■ TASK TO CARRY OUT:
Lines containing the word "this" are to be copied from the data below.
DATASET CONTENT START
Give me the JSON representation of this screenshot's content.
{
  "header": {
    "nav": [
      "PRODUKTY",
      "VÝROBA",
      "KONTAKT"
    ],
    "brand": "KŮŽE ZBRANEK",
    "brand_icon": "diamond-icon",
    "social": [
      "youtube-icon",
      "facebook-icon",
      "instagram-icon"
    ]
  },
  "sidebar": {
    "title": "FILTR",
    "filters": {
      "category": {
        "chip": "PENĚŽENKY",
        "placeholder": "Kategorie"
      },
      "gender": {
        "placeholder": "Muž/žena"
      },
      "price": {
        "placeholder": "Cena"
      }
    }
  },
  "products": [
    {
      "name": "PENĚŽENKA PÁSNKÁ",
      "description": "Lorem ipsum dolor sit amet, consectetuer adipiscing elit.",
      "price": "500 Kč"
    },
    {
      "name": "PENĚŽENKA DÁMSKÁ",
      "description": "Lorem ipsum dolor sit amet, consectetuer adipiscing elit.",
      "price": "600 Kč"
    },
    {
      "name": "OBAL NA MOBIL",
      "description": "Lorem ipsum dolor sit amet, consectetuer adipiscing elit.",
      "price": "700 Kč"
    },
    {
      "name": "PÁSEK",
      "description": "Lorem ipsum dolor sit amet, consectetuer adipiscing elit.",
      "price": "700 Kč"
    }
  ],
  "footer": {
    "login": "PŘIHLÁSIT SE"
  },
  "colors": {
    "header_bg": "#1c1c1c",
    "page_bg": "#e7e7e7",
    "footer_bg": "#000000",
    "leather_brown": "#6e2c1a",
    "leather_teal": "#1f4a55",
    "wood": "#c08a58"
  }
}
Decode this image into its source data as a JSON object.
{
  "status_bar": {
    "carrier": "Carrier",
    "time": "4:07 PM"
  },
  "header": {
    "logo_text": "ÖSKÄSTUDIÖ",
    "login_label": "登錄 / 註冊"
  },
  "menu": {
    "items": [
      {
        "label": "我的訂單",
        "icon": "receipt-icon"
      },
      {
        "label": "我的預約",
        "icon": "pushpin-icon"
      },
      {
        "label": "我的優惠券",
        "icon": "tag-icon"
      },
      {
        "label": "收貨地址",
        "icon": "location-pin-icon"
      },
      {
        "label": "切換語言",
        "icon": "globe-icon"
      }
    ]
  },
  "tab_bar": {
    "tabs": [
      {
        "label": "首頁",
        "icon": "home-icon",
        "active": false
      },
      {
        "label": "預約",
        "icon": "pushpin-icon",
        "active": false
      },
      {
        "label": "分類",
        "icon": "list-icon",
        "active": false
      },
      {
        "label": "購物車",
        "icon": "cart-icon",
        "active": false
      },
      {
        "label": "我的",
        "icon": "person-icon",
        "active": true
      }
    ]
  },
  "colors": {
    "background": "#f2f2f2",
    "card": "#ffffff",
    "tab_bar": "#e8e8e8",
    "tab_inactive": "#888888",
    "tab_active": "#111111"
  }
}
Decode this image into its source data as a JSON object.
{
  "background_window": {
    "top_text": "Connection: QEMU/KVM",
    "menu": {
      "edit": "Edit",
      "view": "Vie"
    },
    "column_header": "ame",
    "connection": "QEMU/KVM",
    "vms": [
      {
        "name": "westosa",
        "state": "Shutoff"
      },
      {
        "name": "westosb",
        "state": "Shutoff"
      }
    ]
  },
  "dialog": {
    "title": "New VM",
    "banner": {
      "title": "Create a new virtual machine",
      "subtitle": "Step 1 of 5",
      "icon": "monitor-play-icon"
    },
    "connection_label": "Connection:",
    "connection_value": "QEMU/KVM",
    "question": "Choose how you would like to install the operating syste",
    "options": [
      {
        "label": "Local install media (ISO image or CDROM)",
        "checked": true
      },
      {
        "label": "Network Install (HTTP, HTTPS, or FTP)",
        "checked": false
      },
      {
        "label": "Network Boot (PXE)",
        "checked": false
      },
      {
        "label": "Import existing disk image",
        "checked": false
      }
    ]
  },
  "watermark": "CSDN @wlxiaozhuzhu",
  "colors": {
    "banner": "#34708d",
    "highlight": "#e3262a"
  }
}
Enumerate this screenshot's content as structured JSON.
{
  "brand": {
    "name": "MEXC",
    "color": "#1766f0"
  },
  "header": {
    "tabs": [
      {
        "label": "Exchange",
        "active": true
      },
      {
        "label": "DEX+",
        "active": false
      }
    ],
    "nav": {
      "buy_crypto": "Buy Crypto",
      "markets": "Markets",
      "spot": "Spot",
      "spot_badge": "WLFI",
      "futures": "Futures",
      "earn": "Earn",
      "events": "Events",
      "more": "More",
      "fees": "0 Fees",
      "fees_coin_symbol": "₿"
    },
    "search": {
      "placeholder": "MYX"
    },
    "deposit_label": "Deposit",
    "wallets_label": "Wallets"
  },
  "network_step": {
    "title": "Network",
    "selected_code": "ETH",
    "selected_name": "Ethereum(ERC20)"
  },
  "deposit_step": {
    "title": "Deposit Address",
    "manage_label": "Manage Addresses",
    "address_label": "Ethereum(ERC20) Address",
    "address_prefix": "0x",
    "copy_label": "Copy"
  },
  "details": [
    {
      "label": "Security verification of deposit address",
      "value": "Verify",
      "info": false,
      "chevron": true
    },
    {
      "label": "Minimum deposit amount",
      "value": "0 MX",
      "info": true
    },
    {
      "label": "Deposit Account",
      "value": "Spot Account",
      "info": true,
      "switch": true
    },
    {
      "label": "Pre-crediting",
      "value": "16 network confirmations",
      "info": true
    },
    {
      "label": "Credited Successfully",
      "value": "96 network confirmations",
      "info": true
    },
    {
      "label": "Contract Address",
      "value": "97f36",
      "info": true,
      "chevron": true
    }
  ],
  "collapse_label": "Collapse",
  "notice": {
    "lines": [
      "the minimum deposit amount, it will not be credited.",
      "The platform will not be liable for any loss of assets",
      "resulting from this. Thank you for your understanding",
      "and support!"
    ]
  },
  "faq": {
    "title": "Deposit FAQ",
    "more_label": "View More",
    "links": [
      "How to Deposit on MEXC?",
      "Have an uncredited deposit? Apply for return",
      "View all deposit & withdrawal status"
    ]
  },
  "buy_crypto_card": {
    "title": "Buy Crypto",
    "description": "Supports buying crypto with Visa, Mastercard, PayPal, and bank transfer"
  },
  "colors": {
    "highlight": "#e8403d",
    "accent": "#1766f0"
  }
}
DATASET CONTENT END
■ RESPONSE:
Give me the JSON representation of this screenshot's content.
Decode this image into its source data as a JSON object.
Decode this image into its source data as a JSON object.
Enumerate this screenshot's content as structured JSON.
      "resulting from this. Thank you for your understanding",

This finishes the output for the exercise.